This informed the final stage one masterplan which was available for comment from June to August; and the design team shared the plans publically at drop-in sessions in a local supermarket and at Sydney Gardens on 9th August.

Feedback from the consultations  is being used to inform the plans and as a two-stage funding scheme: if successful at Round One in September, the Council will undertake further consultation and discussions in 2017 and 2018:  leading up to the development of a final, more detailed design – in advance of work starting in 2019.

FOR YOUR INFORMATION.   

Laid out in 1795 with an outer ride, bowling lawns, night-time lantern parades and even a labyrinth and hermit’s grotto, Sydney Gardens is the last remaining Georgian pleasure garden – or Vauxhall – in England.

The gardens have undergone extensive changes over the years, with the arrival of the Kennet and Avon canal and the Great Western railway line in the nineteenth century and the creation of a free public park in the nineteenth century. 
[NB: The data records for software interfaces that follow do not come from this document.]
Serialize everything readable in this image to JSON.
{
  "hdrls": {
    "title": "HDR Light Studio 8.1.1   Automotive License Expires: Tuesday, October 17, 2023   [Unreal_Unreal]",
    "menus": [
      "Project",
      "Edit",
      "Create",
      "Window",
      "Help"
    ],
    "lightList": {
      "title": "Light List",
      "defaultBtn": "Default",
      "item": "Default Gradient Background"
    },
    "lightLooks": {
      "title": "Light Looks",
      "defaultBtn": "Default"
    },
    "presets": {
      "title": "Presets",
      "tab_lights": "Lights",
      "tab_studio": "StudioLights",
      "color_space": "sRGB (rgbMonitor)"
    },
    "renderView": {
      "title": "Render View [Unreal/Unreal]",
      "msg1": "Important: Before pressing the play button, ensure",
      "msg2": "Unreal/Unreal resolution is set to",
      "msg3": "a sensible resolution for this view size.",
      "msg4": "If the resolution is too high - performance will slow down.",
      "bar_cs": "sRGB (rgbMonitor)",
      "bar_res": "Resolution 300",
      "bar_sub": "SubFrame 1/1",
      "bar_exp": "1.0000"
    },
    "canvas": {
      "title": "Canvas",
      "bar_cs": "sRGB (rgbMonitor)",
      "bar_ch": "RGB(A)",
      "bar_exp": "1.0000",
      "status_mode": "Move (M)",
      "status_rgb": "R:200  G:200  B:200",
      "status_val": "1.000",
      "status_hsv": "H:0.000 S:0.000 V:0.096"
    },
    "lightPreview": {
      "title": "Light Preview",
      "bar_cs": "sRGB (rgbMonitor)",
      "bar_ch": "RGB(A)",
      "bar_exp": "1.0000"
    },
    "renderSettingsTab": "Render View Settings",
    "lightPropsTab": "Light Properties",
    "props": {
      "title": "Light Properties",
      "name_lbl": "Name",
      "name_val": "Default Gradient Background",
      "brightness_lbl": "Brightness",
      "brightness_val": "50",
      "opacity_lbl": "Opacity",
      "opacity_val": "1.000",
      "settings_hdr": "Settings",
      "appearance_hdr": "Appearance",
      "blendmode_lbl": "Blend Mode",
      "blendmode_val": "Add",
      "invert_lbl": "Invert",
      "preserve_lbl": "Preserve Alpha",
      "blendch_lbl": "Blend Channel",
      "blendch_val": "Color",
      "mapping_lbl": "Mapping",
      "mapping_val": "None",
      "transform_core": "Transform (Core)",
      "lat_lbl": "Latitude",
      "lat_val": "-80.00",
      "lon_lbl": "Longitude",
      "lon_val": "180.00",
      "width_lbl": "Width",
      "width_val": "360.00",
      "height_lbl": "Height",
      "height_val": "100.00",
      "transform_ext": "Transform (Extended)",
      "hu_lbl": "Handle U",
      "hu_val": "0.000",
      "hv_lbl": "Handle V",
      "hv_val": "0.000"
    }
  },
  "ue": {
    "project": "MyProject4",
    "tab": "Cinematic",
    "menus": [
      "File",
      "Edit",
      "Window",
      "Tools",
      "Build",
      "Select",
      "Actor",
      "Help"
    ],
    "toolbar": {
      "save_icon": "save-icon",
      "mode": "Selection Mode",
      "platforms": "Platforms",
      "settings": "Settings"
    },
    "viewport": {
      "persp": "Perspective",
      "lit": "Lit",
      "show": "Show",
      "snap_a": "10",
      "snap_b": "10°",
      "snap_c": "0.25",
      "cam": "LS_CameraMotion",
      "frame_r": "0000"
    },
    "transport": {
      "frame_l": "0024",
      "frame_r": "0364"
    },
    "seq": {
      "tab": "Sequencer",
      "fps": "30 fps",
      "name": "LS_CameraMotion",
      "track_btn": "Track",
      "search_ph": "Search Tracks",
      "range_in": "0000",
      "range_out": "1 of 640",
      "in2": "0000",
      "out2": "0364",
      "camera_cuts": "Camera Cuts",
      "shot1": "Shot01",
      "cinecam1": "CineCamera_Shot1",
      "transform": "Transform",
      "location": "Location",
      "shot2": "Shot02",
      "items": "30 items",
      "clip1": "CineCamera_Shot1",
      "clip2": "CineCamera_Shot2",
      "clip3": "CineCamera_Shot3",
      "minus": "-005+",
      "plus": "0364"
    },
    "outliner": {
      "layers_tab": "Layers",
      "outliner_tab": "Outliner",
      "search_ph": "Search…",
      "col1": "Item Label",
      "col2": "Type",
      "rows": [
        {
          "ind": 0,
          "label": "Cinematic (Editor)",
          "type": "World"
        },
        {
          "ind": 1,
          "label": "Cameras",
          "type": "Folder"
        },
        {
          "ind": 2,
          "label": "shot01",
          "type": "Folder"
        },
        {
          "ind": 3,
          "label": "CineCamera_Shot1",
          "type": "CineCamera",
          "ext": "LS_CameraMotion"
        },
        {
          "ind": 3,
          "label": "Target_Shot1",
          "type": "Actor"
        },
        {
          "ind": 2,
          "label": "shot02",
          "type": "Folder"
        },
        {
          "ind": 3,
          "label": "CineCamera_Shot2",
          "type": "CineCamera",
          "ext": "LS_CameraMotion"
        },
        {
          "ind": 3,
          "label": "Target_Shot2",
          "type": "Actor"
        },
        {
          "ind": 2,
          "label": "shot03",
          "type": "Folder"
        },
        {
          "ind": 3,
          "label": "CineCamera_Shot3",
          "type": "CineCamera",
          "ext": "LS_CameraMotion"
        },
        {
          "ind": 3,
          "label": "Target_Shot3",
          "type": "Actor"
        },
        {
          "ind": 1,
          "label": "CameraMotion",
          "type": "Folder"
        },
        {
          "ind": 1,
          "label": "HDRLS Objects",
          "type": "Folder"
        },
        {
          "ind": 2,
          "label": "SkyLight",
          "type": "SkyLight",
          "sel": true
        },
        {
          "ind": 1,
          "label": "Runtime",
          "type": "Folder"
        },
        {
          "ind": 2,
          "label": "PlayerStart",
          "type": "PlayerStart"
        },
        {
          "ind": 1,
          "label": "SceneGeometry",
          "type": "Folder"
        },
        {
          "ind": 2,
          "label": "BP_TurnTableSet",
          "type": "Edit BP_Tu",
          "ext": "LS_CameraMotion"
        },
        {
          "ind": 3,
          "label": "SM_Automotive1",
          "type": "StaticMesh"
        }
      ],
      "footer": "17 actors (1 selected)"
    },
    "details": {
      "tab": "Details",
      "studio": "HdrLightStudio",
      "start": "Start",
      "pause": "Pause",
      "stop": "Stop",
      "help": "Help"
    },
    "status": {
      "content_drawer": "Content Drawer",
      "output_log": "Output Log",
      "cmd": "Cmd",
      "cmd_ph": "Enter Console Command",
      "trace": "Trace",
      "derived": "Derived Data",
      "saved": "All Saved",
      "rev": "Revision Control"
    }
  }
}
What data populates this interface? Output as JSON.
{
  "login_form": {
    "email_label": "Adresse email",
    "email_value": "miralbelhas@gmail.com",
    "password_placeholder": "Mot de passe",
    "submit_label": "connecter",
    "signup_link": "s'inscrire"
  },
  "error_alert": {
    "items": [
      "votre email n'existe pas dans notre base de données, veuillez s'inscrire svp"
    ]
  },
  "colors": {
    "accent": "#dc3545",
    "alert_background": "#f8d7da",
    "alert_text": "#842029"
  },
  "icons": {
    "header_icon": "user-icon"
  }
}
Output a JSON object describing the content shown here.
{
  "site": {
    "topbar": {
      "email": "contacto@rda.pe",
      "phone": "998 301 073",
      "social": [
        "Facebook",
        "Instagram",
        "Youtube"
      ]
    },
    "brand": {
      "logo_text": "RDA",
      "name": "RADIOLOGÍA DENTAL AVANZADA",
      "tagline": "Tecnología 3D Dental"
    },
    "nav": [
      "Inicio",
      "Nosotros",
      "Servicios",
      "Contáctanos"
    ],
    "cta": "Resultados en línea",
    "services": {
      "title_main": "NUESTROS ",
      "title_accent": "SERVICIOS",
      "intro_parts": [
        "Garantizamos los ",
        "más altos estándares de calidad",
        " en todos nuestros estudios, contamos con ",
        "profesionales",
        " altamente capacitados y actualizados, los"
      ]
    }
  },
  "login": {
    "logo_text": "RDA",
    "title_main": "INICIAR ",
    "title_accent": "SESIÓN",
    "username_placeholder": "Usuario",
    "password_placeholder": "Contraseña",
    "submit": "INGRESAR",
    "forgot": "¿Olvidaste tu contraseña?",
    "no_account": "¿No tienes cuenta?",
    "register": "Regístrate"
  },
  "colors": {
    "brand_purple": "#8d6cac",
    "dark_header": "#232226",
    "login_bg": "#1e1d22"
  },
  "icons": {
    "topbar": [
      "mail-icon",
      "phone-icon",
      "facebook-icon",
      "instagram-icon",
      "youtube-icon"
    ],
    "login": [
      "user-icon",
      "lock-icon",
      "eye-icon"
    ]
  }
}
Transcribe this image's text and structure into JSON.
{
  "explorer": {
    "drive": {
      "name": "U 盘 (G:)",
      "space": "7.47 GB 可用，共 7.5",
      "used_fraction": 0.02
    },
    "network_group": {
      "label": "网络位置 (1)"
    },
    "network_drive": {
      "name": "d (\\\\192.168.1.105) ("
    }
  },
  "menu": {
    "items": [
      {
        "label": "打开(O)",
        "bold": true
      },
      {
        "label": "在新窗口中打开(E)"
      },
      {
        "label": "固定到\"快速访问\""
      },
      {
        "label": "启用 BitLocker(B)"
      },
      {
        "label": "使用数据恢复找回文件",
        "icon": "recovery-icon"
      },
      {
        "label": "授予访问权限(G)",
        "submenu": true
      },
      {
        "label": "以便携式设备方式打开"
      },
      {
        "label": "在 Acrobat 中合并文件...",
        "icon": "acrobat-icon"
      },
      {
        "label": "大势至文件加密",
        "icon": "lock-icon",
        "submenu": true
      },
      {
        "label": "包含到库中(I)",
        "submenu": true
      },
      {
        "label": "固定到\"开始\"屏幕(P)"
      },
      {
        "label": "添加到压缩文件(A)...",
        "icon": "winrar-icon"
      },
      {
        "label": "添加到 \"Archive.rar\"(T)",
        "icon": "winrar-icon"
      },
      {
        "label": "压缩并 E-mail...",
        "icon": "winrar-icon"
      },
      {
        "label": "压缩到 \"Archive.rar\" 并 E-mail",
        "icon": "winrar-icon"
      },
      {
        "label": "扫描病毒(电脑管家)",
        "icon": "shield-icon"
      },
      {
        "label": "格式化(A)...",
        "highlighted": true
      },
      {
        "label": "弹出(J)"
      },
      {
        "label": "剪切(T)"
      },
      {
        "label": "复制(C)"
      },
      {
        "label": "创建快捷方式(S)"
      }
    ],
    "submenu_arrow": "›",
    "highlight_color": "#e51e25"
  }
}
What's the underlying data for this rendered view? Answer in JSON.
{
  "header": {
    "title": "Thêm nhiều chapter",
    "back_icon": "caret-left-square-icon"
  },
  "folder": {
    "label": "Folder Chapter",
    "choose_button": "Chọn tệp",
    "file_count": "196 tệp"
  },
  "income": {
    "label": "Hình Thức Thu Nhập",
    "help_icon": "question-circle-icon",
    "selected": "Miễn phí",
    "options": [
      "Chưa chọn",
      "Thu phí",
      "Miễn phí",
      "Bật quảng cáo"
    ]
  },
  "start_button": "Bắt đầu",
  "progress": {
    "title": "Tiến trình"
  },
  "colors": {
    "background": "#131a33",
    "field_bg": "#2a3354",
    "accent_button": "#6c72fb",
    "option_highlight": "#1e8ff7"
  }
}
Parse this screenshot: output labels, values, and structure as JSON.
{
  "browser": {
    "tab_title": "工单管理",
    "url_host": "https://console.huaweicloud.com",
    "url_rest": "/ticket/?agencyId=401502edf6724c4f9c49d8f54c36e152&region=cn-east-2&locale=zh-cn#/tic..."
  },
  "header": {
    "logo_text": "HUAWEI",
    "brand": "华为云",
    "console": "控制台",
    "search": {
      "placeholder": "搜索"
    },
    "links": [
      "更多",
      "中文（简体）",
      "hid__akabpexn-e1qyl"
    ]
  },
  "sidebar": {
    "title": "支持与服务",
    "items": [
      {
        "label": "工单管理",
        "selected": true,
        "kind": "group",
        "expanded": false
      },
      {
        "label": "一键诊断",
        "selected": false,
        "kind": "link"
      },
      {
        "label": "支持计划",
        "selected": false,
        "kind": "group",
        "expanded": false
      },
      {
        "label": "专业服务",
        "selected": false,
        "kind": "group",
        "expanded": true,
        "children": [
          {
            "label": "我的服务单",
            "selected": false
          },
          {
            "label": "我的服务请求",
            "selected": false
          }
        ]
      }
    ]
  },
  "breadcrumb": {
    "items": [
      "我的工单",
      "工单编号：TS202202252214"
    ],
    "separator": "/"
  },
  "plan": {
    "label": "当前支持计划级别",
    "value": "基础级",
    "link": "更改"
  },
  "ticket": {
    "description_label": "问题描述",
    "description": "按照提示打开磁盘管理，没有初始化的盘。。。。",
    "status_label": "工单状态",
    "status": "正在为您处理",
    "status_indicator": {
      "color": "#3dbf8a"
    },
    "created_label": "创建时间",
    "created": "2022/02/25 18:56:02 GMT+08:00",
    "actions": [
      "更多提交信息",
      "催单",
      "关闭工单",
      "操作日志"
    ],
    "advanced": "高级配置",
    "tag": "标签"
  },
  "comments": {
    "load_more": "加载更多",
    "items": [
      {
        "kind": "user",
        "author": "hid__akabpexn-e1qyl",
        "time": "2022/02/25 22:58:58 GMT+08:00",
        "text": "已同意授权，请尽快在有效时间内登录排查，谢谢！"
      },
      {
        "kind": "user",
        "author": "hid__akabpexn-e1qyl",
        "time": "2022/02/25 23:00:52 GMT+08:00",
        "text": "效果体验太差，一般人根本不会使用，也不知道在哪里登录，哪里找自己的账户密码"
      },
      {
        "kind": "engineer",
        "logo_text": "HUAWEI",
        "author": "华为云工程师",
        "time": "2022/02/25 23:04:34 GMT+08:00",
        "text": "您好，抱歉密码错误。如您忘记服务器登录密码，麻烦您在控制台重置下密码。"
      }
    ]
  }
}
Sydney Gardens is home to a number of structures and features of cultural and historic importance and today the space is a popular, and much loved, public park with champion trees, flower beds, a play area, bowling club and tennis courts.